makes them feel proud, happy,
closer to one another.
In such a whirlwind it can be hard to keep track.
Children of immigrants, protected status revoked,
a blanket ban on visas for Chinese students,
and for same-sex partners of foreign officials.
Supporters cheer as the president mocks a professor,
her testimony. Now malice is embraced as virtue, impossible to contain.
Cruelty and rhetoric, intimately connected, flay his targets,
Adolescent male cruelty: a bonding mechanism,
a vehicle for intimacy through contempt. They have done it together.
We hear the cruel laughter:
immigrant children separated from families;
a child with Down syndrome separated from her mother.
News hosts mock a survivor of massacre,
the women who said the president had assaulted them,
the teen survivors of a school shooting.
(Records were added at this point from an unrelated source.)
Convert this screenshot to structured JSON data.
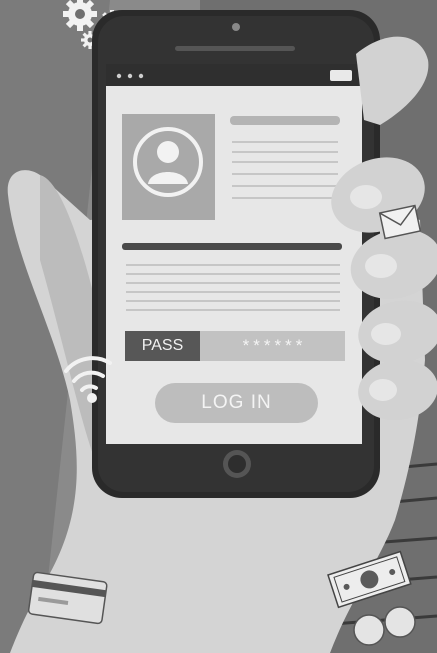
{
  "form": {
    "pass_label": "PASS",
    "pass_mask": "******",
    "login_label": "LOG IN"
  },
  "colors": {
    "background": "#6e6e6e",
    "phone_body": "#2b2b2b",
    "screen": "#e6e6e6",
    "hand": "#d3d3d3",
    "login_button": "#bdbdbd",
    "pass_tag": "#5a5a5a"
  },
  "icons": [
    "gear-icon",
    "user-avatar-icon",
    "envelope-icon",
    "wifi-icon",
    "credit-card-icon",
    "banknote-icon",
    "coin-icon",
    "battery-icon"
  ]
}
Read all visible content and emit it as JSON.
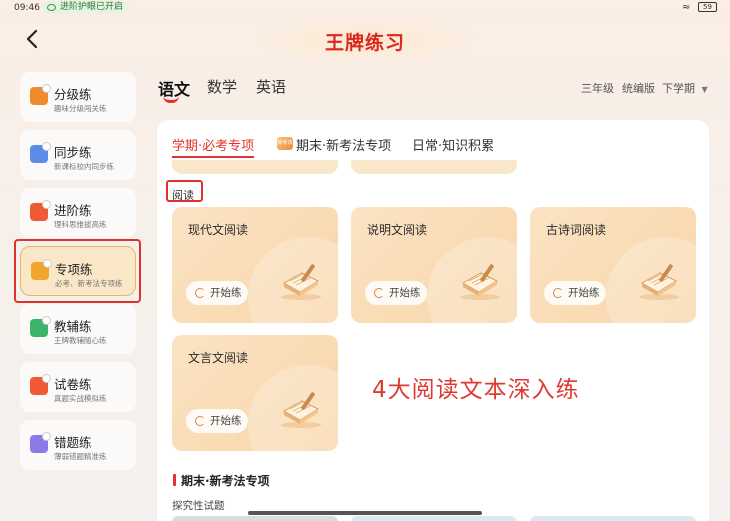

The president mocks the thousands killed
and tens of thousands displaced by hurricane;
the black athletes protesting killings by police;
the women of #MeToo;
the disabled reporter whose crime was reporting truthfully.
The perpetrators of this cruelty enjoy it;
they enjoy it with one another. Their shared laughter
is an adhesive that binds them to one another.
Taking joy in suffering is more human
than most would like to admit.
Somewhere between adolescent teasing and the smiling white men
is the community built on the anguish of those unlike them.
They pledge fealty to principles
they have no intention of respecting.
Supporters who fancy themselves champions of free speech,
who want to ban immigration by an entire religion,
who encourage police to brutalize suspects,
now lament the state of due process.
A clear principle: Only the anointed are entitled to rights,
protections of the law, immunity from it.
The rest are entitled only to cruelty.
The powerful have ever kept the powerless in their place.
from: ADAM SERWER writing in The Atlantic